But we digress.
The key difference between AVD classic and AVD is that the latter uses ARM – the Azure Resource Manager, not the processor architecture, in case you were confused seeing as Microsoft offers Windows for Arm.
In case you fancy further confusion, the current version of AVD was once called Windows Virtual Desktop.
Both AVDs are different to Windows 365 Cloud PCs – another Microsoft DaaS offering. The latter mostly runs on AVD but abstracts away the gnarly bits and is sold at a fixed price rather than based on consumption. Windows 365 Cloud PCs are intended to be managed by users, whereas AVD is a more locked-down experience akin to enterprise DaaS.
Now that you (hopefully) know what Microsoft is killing, there's some good news: a move from AVD classic to AVD can be automated. Microsoft has explained how, here. The software giant has also detailed the procedure for a manual migration.
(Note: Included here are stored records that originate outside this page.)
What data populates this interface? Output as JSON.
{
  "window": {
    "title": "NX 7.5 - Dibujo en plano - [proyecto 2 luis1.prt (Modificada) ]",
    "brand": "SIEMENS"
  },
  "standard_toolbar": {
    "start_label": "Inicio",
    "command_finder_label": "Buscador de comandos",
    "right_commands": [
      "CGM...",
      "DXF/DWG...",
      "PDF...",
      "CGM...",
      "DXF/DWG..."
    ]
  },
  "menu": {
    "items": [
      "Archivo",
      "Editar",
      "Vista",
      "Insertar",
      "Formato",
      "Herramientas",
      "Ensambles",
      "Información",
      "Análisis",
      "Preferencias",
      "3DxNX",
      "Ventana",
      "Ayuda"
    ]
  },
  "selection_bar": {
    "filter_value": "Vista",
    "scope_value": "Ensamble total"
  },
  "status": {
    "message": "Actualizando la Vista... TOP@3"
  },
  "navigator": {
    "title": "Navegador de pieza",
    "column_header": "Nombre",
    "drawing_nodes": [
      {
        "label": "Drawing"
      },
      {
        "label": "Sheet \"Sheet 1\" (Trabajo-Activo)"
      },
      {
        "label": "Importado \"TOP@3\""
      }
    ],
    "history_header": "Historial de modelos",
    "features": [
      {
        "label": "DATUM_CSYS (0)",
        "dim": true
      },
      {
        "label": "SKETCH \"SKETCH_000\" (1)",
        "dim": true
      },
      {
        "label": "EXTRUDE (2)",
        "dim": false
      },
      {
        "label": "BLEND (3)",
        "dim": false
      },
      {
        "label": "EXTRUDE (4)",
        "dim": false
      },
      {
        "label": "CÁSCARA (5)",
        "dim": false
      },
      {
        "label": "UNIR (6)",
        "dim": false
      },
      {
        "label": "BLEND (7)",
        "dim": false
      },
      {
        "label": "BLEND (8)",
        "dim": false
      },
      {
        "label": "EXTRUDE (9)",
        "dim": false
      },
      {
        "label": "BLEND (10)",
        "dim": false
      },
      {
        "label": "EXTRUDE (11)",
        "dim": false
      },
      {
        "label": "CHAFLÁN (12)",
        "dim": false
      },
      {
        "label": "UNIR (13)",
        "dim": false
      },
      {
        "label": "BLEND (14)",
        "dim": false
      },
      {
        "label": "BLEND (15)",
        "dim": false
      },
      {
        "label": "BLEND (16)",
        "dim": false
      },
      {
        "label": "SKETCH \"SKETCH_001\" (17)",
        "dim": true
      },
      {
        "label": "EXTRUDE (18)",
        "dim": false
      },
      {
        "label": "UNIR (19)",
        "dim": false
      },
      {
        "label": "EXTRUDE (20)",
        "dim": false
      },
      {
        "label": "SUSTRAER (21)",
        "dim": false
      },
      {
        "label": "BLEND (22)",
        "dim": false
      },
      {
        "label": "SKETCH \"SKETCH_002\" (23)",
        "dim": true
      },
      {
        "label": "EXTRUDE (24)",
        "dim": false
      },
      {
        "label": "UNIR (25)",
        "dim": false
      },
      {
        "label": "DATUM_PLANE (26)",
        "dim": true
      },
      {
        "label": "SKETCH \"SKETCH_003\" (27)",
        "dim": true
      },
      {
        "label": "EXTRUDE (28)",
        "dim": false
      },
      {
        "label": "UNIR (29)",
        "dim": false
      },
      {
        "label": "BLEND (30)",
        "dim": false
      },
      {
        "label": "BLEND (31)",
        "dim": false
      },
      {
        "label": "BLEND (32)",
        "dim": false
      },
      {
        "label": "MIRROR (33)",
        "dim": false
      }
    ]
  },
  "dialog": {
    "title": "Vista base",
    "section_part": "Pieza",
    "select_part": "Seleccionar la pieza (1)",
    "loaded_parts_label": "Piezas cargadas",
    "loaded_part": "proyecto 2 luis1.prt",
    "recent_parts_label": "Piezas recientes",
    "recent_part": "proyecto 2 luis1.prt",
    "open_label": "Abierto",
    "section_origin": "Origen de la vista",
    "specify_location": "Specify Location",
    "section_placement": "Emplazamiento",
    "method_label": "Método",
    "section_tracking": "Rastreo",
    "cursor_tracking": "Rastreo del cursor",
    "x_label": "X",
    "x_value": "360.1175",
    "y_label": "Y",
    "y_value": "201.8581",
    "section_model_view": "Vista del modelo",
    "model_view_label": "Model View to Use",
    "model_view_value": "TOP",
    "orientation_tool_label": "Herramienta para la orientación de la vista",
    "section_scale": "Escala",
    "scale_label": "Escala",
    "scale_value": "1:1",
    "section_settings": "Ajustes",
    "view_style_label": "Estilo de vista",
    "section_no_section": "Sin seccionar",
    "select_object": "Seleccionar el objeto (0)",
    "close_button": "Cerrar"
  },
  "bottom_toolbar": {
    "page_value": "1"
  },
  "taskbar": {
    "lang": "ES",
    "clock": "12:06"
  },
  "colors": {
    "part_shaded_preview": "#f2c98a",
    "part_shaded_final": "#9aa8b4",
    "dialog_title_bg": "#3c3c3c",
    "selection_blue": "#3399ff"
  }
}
But the Windows titan has not explained why it has deprecated AVD classic, other than pointing out that the service isn't integrated with Azure. The Register understands AVD classic may run on an isolated pod of infrastructure. Killing the classic service will therefore simplify Microsoft's own infrastructure. And maybe, once there's just one AVD, yours too – once you migrate.
Microsoft is giving you good reasons to do so. Last Friday it became impossible to create new Azure Virtual Desktop (classic) tenants – although Microsoft will give large customers an extension.
But come September 30, 2026, only AVD will be supported. Assuming Microsoft hasn't tired of running it and Cloud PCs by then. ®